By comparison with much of the private sector - and even other public services - the NHS has much to boast of. Yet how many trusts translate the monitoring programmes and the fine words in their job advertisements into something which really benefits their staff, and by extension the NHS as a whole? This week's NHS Executive report is full of achievements at stage one (more than 90 per cent collect data on job applicants' gender and ethnic origin; a full 85 per cent have a member of staff whose specific duties include equal opportunities issues). But beyond that the picture is less rosy.

One has to wonder why some trusts bother having equal opportunities policies when just over half go to the effort of producing an annual report for their board, when only 40 per cent have a monitoring group to review progress, when little more than a third monitor the take-up of initiatives, and barely 30 per cent ask staff for their views.

And it gets worse. Having developed family-friendly policies aimed at improving recruitment and retention, most don't even tell their staff, according to research by Pay and Workforce Research director John Northrop (See Feature, pages 20-21). Small wonder that there is such a mismatch between the family-friendly opportunities trusts are willing to offer and the value staff place on them.

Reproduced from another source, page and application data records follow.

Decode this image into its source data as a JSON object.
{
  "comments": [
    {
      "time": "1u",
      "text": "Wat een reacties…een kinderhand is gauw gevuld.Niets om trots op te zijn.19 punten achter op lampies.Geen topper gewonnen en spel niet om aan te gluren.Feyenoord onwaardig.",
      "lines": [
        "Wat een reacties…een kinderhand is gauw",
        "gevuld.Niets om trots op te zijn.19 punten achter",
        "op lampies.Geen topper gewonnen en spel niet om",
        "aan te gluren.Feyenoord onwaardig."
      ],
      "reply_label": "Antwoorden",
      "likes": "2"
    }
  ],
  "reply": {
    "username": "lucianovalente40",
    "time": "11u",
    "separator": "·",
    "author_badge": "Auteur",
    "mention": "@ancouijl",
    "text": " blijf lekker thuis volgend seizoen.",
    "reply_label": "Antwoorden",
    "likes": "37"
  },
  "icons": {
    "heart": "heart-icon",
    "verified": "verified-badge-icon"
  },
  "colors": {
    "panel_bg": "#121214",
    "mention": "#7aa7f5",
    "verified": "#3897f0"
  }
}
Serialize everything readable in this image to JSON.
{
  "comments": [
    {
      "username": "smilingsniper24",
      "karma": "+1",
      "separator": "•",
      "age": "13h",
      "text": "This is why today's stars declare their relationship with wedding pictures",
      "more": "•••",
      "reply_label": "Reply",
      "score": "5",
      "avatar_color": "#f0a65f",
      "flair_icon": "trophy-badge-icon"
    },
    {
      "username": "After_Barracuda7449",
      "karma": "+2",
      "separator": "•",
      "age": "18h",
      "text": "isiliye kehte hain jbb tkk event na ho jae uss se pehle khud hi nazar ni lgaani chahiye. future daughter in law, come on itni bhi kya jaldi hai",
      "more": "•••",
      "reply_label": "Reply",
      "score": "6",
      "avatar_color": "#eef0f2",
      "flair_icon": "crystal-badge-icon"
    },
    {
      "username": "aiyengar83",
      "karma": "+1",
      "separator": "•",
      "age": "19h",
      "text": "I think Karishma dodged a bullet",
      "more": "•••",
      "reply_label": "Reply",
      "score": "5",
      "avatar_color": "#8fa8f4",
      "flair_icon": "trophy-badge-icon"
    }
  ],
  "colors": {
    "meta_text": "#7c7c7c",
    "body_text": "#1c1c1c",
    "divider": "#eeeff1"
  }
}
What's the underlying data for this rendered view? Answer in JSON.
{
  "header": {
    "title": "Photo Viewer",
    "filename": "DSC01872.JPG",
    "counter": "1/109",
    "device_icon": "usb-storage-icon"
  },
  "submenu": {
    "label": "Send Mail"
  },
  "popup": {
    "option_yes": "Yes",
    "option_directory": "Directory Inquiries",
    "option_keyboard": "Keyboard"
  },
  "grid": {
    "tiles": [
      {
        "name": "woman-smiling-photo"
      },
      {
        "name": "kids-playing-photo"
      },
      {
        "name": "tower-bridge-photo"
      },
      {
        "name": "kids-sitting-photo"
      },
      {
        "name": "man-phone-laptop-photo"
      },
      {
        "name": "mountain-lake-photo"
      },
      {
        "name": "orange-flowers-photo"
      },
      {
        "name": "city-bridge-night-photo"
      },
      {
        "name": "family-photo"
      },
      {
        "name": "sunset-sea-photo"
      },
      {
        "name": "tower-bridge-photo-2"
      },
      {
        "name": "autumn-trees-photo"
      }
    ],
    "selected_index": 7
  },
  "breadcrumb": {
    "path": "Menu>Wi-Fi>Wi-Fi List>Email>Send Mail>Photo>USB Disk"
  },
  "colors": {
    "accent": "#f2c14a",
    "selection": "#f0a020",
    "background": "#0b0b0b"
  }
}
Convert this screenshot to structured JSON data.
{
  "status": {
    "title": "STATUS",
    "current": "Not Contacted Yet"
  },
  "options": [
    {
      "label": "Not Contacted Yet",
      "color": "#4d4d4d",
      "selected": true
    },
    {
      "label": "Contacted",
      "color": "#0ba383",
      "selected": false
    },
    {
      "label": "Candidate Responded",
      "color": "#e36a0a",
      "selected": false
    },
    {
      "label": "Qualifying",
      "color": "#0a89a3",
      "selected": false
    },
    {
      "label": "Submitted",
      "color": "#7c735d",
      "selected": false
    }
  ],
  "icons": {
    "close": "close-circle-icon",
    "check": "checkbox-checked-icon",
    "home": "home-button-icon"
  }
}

Will all this change? Many hopes will be riding on the human resource management strategy expected later this month, which will set out a national framework for the NHS in England for the first time. Certainly, as the man who commissioned the research, human resources director Hugh Taylor must be aware of the problems. The challenge he will face is in moving an already burdened NHS beyond the box-ticking fulfilment of targets to making equal opportunities a way of life.